*What you need to do*.
Total the lines of the listing below that hold the word "with". Output nothing except that number.

*Data listing*.
===============

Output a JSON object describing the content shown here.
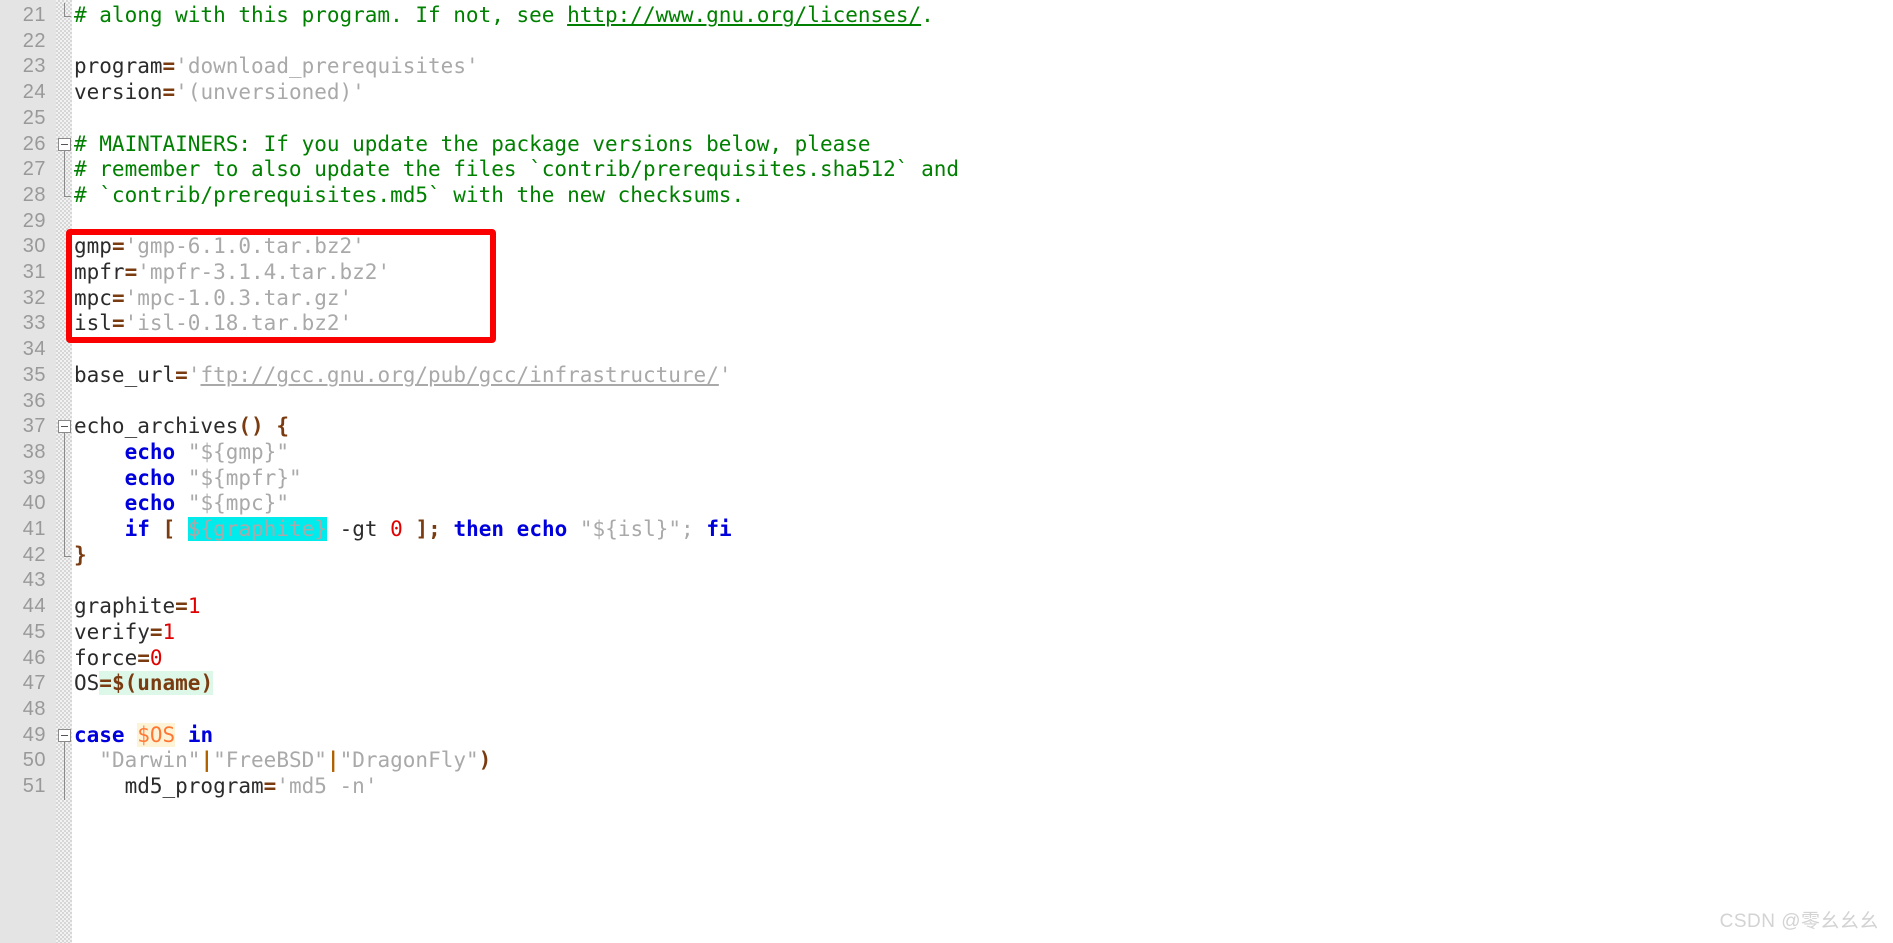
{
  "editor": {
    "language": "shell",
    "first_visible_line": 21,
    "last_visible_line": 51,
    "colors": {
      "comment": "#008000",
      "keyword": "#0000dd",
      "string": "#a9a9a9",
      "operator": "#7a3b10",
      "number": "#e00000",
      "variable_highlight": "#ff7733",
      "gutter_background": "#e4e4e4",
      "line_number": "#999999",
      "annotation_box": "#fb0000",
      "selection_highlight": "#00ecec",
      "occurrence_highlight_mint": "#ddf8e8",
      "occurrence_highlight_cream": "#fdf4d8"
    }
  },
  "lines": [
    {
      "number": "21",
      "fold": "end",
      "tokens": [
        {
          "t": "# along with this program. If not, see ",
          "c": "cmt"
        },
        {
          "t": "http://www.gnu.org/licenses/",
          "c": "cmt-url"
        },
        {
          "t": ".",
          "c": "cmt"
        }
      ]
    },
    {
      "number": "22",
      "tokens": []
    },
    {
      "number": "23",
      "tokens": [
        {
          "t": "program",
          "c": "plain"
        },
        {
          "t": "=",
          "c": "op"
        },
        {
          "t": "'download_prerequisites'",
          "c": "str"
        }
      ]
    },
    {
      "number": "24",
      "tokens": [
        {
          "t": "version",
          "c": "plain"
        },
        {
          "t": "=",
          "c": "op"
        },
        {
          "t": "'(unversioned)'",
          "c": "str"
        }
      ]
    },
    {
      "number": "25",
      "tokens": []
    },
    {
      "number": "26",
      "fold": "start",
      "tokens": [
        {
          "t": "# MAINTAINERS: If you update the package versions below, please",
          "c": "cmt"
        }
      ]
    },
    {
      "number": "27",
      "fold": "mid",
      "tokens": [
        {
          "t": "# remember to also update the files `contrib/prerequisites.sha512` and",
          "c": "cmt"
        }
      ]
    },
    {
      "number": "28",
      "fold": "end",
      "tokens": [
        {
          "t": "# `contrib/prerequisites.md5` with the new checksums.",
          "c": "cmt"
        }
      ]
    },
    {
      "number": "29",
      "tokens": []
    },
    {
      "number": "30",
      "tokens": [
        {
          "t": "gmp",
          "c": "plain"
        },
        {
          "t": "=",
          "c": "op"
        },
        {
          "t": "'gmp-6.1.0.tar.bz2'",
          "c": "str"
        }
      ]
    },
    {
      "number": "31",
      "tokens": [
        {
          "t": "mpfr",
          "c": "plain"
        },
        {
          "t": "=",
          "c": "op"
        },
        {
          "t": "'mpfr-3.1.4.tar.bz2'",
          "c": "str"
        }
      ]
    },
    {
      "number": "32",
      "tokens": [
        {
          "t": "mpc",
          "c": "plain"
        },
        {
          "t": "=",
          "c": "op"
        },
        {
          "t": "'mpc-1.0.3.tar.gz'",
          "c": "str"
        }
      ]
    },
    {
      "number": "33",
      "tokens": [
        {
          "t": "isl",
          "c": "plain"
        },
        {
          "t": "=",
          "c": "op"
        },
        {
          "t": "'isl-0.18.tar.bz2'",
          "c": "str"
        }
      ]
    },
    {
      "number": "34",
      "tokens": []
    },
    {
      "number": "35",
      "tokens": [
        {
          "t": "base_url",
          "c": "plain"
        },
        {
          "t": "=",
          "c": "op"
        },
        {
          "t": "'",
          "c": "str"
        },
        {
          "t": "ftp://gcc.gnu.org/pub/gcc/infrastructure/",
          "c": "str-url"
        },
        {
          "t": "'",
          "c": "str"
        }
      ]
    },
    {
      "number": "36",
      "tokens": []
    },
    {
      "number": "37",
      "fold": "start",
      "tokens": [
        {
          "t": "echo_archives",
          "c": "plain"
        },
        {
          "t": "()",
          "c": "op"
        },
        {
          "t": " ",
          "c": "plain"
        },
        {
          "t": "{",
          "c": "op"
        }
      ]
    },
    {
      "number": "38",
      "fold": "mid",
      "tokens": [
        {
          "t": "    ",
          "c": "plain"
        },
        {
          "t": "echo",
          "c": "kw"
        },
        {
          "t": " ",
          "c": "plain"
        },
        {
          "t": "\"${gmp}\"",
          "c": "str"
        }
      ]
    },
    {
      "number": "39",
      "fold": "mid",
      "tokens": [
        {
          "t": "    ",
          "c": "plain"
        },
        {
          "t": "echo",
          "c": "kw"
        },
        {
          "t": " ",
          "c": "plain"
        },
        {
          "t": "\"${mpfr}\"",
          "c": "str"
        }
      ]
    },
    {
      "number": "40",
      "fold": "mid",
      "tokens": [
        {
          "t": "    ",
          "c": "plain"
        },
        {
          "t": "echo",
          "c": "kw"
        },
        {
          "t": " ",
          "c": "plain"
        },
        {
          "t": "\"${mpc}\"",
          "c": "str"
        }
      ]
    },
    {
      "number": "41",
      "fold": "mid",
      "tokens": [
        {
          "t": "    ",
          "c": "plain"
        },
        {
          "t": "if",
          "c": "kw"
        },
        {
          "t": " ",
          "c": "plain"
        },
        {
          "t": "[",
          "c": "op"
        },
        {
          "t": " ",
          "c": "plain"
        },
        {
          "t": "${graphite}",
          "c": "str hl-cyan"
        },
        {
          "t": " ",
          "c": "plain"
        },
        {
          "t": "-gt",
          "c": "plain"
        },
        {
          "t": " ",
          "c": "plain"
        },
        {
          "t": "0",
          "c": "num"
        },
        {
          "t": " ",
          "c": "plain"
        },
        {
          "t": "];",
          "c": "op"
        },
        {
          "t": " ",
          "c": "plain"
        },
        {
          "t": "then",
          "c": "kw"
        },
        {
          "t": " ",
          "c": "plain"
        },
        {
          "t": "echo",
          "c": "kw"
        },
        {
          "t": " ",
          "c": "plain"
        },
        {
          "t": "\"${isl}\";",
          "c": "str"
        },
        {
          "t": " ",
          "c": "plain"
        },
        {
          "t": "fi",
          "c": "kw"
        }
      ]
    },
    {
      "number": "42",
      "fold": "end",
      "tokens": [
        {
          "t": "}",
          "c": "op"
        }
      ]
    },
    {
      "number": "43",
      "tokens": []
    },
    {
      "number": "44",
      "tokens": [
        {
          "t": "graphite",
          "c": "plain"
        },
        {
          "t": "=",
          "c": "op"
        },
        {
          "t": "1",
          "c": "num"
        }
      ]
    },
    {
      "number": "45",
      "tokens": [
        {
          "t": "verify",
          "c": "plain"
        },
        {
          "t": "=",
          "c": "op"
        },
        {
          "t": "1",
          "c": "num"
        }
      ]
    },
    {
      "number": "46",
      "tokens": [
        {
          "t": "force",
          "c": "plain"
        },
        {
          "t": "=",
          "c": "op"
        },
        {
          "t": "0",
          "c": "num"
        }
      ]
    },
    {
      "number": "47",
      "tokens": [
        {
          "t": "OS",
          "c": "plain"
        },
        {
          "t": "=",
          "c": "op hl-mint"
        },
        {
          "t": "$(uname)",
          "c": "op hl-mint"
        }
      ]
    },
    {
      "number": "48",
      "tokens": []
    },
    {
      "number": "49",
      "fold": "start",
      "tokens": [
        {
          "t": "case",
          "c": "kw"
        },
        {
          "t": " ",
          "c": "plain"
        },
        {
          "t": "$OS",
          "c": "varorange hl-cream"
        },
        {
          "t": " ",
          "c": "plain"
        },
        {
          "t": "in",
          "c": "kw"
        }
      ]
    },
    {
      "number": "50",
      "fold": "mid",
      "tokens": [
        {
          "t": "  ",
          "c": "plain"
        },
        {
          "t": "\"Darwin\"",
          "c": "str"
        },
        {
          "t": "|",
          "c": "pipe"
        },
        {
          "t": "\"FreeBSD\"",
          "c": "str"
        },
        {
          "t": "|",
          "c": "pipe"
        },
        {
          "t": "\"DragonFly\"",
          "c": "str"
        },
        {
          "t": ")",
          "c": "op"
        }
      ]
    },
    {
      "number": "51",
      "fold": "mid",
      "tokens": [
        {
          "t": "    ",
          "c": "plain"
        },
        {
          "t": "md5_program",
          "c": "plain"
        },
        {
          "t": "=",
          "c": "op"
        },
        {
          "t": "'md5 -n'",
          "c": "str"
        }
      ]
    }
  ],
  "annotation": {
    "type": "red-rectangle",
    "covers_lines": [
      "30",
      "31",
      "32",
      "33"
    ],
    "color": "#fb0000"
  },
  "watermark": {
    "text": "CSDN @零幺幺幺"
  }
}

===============

*Result of the exercise*.
2